Upon your request we can inspect and assess your galvanized steel components both in field and laboratory and determine the primary cause for accelerated corrosion or cracking.

Protective Coating Failure  Analysis Root Cause Investigation-Our Approach

Once it has been determined that a failure has indeed occurred, the plane of delamination and point corrosion initiation  must be found, and a determination must be made as to whether the failure occurred as a result of improper paint selection, surface preparation, paint application, service conditions, mechanical damage, corrosive environment, or from a deficiency in the specification requirments. When the point of origin is located, the investigation may proceed to a study of how the paint failure occurred, possible causes or factors in the paint  failure, and possible preventative measures.

Why a failure occurs is an important question in the method of evaluation. Cause of failure is that which can be fixed or changed to prevent future failures. Each question provides important clues to the investigation, and although priorities may be quite different, each question must be addressed and resolved to determine why a paintt failure may have occurred.

Our failure analysis procedure, or methodology for evaluation, will be  provided in a step by step approach. This includes justification for conducting a paint failure analysis investigation, developing a logical plan for the investigation to follow, collection of background information, specification requirements, sample removal techniques, on-site inspection, laboratory testing and analysis, and the formulation of a final report based on relevant factual data, analysis, and recommendations.

Your input is vital for our failure analysis root cause determination.
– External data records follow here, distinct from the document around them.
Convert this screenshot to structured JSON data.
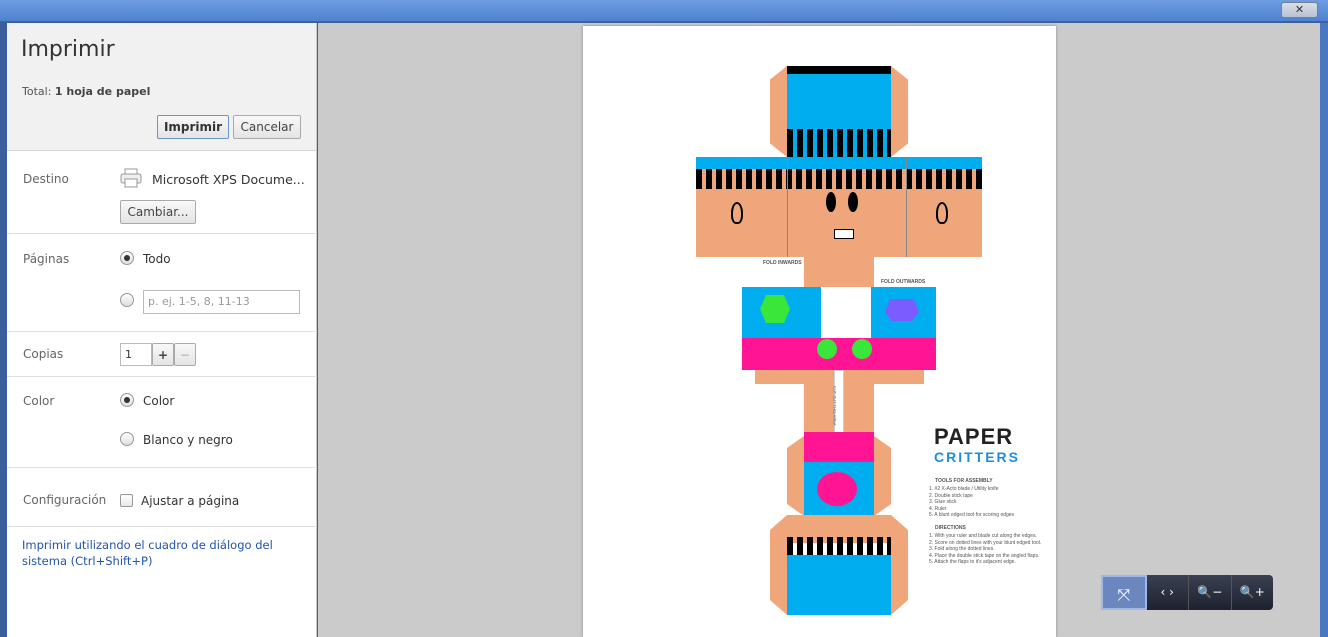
{
  "window": {
    "close_label": "✕"
  },
  "header": {
    "title": "Imprimir",
    "total_prefix": "Total:",
    "total_value": "1 hoja de papel",
    "print_label": "Imprimir",
    "cancel_label": "Cancelar"
  },
  "destination": {
    "label": "Destino",
    "printer": "Microsoft XPS Docume...",
    "change_label": "Cambiar..."
  },
  "pages": {
    "label": "Páginas",
    "all_label": "Todo",
    "range_placeholder": "p. ej. 1-5, 8, 11-13"
  },
  "copies": {
    "label": "Copias",
    "value": "1",
    "plus": "+",
    "minus": "−"
  },
  "color": {
    "label": "Color",
    "color_label": "Color",
    "bw_label": "Blanco y negro"
  },
  "config": {
    "label": "Configuración",
    "fit_label": "Ajustar a página"
  },
  "system_dialog_link": "Imprimir utilizando el cuadro de diálogo del sistema (Ctrl+Shift+P)",
  "preview": {
    "fold_inwards": "FOLD INWARDS",
    "fold_outwards": "FOLD OUTWARDS",
    "cut": "CUT OUT THIS AREA",
    "logo_top": "PAPER",
    "logo_bottom": "CRITTERS",
    "tools_title": "TOOLS FOR ASSEMBLY",
    "tools": [
      "1. #2 X-Acto blade / Utility knife",
      "2. Double stick tape",
      "3. Glue stick",
      "4. Ruler",
      "5. A blunt edged tool for scoring edges"
    ],
    "directions_title": "DIRECTIONS",
    "directions": [
      "1. With your ruler and blade cut along the edges.",
      "2. Score on dotted lines with your blunt edged tool.",
      "3. Fold along the dotted lines.",
      "4. Place the double stick tape on the angled flaps.",
      "5. Attach the flaps to it's adjacent edge."
    ]
  },
  "zoom_controls": {
    "fit": "⤧",
    "width": "‹ ›",
    "zoom_out": "🔍−",
    "zoom_in": "🔍+"
  }
}
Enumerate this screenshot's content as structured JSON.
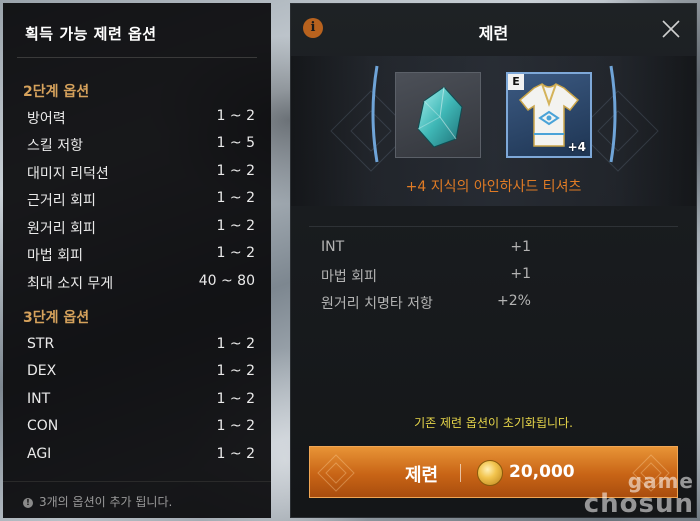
{
  "left_panel": {
    "title": "획득 가능 제련 옵션",
    "sections": [
      {
        "title": "2단계 옵션",
        "options": [
          {
            "name": "방어력",
            "range": "1 ~ 2"
          },
          {
            "name": "스킬 저항",
            "range": "1 ~ 5"
          },
          {
            "name": "대미지 리덕션",
            "range": "1 ~ 2"
          },
          {
            "name": "근거리 회피",
            "range": "1 ~ 2"
          },
          {
            "name": "원거리 회피",
            "range": "1 ~ 2"
          },
          {
            "name": "마법 회피",
            "range": "1 ~ 2"
          },
          {
            "name": "최대 소지 무게",
            "range": "40 ~ 80"
          }
        ]
      },
      {
        "title": "3단계 옵션",
        "options": [
          {
            "name": "STR",
            "range": "1 ~ 2"
          },
          {
            "name": "DEX",
            "range": "1 ~ 2"
          },
          {
            "name": "INT",
            "range": "1 ~ 2"
          },
          {
            "name": "CON",
            "range": "1 ~ 2"
          },
          {
            "name": "AGI",
            "range": "1 ~ 2"
          }
        ]
      }
    ],
    "footer_note": "3개의 옵션이 추가 됩니다.",
    "footer_icon": "!"
  },
  "dialog": {
    "title": "제련",
    "info_icon": "i",
    "item": {
      "grade": "E",
      "enchant": "+4",
      "name": "+4 지식의 아인하사드 티셔츠"
    },
    "stats": [
      {
        "name": "INT",
        "value": "+1"
      },
      {
        "name": "마법 회피",
        "value": "+1"
      },
      {
        "name": "원거리 치명타 저항",
        "value": "+2%"
      }
    ],
    "warning": "기존 제련 옵션이 초기화됩니다.",
    "button": {
      "label": "제련",
      "cost": "20,000"
    }
  },
  "watermark": {
    "line1": "game",
    "line2": "chosun"
  },
  "colors": {
    "section_title": "#d6a25c",
    "item_name": "#e07b25",
    "warning": "#e6d54a",
    "button": "#c86416",
    "gear_border": "#7ea8d8"
  }
}
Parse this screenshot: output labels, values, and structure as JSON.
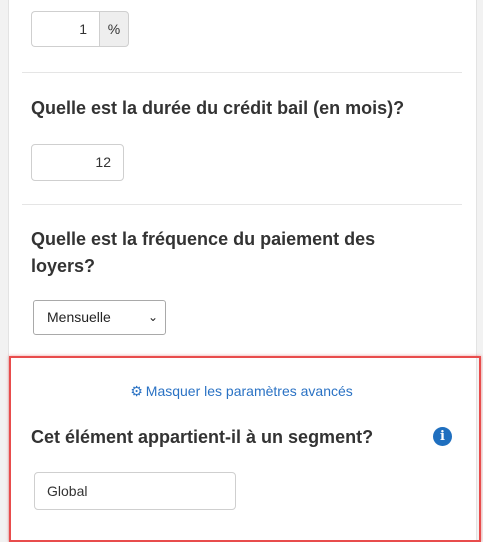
{
  "fields": {
    "percent_value": "1",
    "percent_unit": "%",
    "duration_question": "Quelle est la durée du crédit bail (en mois)?",
    "duration_value": "12",
    "frequency_question": "Quelle est la fréquence du paiement des loyers?",
    "frequency_selected": "Mensuelle"
  },
  "advanced": {
    "toggle_label": "Masquer les paramètres avancés",
    "segment_question": "Cet élément appartient-il à un segment?",
    "segment_value": "Global",
    "info_icon": "info-circle-icon",
    "gear_icon": "gear-icon"
  },
  "colors": {
    "link": "#2a72c4",
    "highlight_border": "#e84c4c",
    "info_icon": "#1f6fbf"
  }
}
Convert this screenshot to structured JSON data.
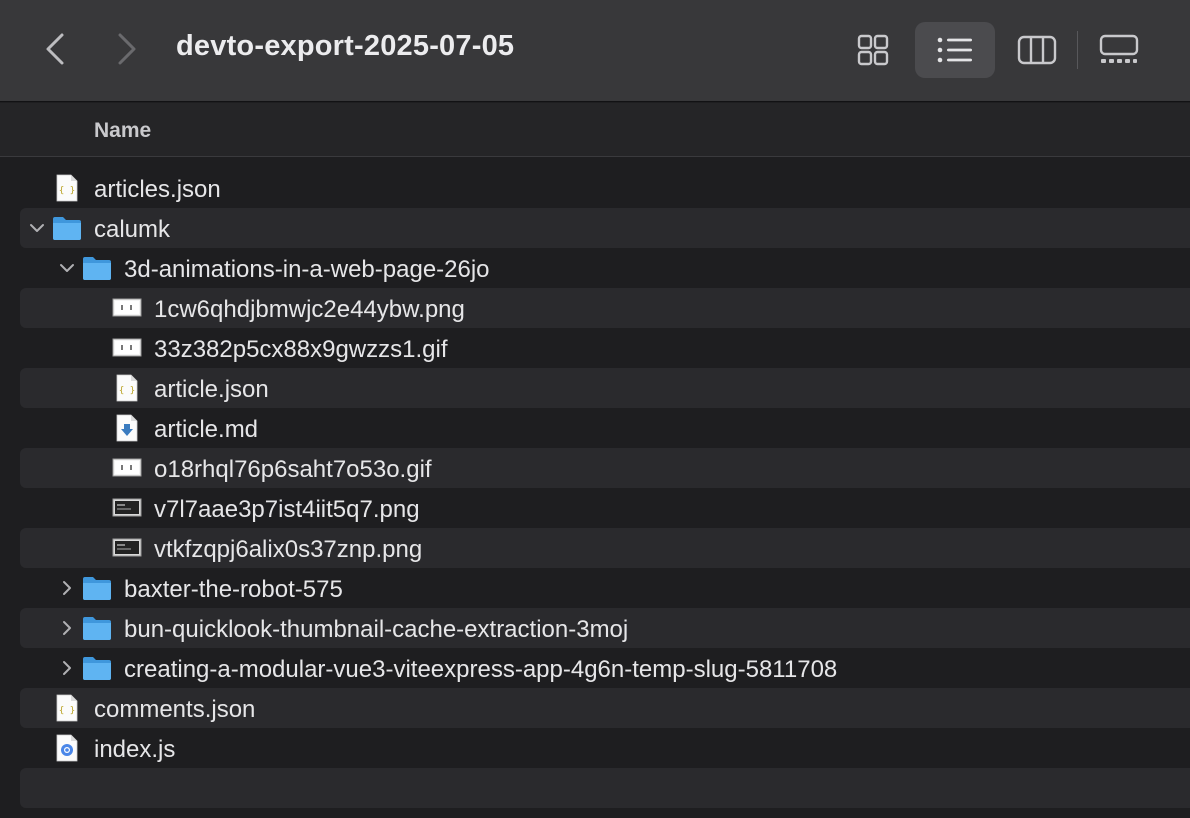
{
  "window": {
    "title": "devto-export-2025-07-05"
  },
  "toolbar": {
    "back_icon": "chevron-left-icon",
    "forward_icon": "chevron-right-icon",
    "view_modes": [
      "icons",
      "list",
      "columns",
      "gallery"
    ],
    "active_view": "list"
  },
  "column_header": {
    "name": "Name"
  },
  "files": [
    {
      "name": "articles.json",
      "kind": "json",
      "level": 0,
      "expandable": false
    },
    {
      "name": "calumk",
      "kind": "folder",
      "level": 0,
      "expandable": true,
      "expanded": true
    },
    {
      "name": "3d-animations-in-a-web-page-26jo",
      "kind": "folder",
      "level": 1,
      "expandable": true,
      "expanded": true
    },
    {
      "name": "1cw6qhdjbmwjc2e44ybw.png",
      "kind": "image",
      "level": 2,
      "expandable": false
    },
    {
      "name": "33z382p5cx88x9gwzzs1.gif",
      "kind": "image",
      "level": 2,
      "expandable": false
    },
    {
      "name": "article.json",
      "kind": "json",
      "level": 2,
      "expandable": false
    },
    {
      "name": "article.md",
      "kind": "markdown",
      "level": 2,
      "expandable": false
    },
    {
      "name": "o18rhql76p6saht7o53o.gif",
      "kind": "image",
      "level": 2,
      "expandable": false
    },
    {
      "name": "v7l7aae3p7ist4iit5q7.png",
      "kind": "image-dark",
      "level": 2,
      "expandable": false
    },
    {
      "name": "vtkfzqpj6alix0s37znp.png",
      "kind": "image-dark",
      "level": 2,
      "expandable": false
    },
    {
      "name": "baxter-the-robot-575",
      "kind": "folder",
      "level": 1,
      "expandable": true,
      "expanded": false
    },
    {
      "name": "bun-quicklook-thumbnail-cache-extraction-3moj",
      "kind": "folder",
      "level": 1,
      "expandable": true,
      "expanded": false
    },
    {
      "name": "creating-a-modular-vue3-viteexpress-app-4g6n-temp-slug-5811708",
      "kind": "folder",
      "level": 1,
      "expandable": true,
      "expanded": false
    },
    {
      "name": "comments.json",
      "kind": "json",
      "level": 0,
      "expandable": false
    },
    {
      "name": "index.js",
      "kind": "js",
      "level": 0,
      "expandable": false
    }
  ],
  "colors": {
    "toolbar_bg": "#38383a",
    "window_bg": "#1e1e20",
    "row_alt": "#2a2a2d",
    "folder_blue": "#5fb4f2"
  }
}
By giving us a detailed description of the paint failure if available, you can be sure that all aspects of your paint problems will be considered promptly. We’ll send you a proposal for your work/project, including methods, testing, specific recommendation  and costs. 

Please call Dr. Mirshams at (469)-964-4040 to discuss the investigation.